### TASK OBJECTIVE
When a line of the records contains "gmail", copy it.

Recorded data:
------------------------------------------------------------------------

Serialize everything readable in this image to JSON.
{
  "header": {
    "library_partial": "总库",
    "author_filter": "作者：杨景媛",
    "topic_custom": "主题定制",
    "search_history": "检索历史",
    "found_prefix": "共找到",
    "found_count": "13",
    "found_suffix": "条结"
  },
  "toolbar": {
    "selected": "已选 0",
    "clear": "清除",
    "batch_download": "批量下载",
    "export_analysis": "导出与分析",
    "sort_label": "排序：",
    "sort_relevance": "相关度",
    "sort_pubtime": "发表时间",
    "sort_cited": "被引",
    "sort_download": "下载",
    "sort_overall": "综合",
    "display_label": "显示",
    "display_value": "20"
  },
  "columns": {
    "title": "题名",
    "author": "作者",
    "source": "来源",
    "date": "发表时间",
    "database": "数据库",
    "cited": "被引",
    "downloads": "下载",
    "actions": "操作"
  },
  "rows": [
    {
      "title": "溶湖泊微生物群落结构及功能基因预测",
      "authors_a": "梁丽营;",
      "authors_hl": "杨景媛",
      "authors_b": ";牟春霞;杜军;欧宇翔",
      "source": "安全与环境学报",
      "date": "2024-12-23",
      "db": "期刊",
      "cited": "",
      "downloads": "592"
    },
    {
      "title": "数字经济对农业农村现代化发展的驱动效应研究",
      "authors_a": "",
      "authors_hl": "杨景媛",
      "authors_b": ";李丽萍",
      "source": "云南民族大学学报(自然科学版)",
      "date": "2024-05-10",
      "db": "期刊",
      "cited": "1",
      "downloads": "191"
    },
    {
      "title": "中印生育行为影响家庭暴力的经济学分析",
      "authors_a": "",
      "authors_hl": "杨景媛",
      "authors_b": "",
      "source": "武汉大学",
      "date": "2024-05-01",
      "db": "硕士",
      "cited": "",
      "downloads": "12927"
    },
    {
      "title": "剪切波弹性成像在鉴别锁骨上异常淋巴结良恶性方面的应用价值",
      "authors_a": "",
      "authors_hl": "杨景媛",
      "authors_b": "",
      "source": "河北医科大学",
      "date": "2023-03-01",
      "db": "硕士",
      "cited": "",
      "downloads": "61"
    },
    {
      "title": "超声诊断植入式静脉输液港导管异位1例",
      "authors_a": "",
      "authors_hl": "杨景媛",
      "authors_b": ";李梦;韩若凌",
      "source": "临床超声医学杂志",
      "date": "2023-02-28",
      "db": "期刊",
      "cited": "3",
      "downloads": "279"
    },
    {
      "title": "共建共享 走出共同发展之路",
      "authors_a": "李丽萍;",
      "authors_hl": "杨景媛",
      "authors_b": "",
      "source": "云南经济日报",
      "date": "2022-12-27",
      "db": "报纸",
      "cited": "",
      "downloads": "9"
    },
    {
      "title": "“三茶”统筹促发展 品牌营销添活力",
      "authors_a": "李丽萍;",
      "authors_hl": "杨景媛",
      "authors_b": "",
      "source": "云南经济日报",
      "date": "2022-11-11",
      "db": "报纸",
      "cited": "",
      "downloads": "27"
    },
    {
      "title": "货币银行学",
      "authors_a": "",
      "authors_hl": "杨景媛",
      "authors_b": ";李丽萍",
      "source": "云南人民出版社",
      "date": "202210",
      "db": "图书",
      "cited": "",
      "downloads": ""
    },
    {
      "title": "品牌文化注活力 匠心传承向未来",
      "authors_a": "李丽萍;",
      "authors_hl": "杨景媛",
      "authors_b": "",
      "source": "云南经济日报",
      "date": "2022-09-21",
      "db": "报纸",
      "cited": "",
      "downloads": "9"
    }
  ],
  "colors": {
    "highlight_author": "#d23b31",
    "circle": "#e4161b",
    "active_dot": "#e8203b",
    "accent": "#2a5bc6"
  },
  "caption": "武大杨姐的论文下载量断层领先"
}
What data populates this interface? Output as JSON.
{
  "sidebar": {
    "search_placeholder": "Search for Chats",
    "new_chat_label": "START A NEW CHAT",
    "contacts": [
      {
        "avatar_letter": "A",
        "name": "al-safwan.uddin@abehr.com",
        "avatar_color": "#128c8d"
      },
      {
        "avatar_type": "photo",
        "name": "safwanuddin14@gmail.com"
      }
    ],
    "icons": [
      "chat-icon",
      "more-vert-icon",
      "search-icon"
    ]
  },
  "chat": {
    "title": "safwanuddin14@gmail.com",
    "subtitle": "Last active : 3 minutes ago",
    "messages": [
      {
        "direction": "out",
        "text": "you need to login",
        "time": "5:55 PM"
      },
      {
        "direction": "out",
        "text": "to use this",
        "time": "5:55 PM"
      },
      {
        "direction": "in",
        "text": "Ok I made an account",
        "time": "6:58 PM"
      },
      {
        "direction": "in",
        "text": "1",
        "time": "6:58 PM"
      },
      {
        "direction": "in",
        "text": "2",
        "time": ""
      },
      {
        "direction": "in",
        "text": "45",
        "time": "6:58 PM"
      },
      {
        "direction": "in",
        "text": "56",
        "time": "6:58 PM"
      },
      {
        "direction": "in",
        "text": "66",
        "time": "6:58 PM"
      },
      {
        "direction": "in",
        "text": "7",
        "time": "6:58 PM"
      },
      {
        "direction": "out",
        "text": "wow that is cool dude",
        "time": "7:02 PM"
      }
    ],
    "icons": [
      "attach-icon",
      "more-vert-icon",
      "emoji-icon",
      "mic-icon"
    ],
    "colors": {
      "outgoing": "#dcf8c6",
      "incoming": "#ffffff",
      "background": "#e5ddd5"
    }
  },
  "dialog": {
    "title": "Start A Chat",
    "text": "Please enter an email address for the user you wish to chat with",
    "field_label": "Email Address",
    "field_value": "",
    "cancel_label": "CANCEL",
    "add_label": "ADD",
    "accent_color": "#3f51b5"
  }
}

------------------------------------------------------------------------

### EXPECTED OUTPUT
        "name": "safwanuddin14@gmail.com"
    "title": "safwanuddin14@gmail.com",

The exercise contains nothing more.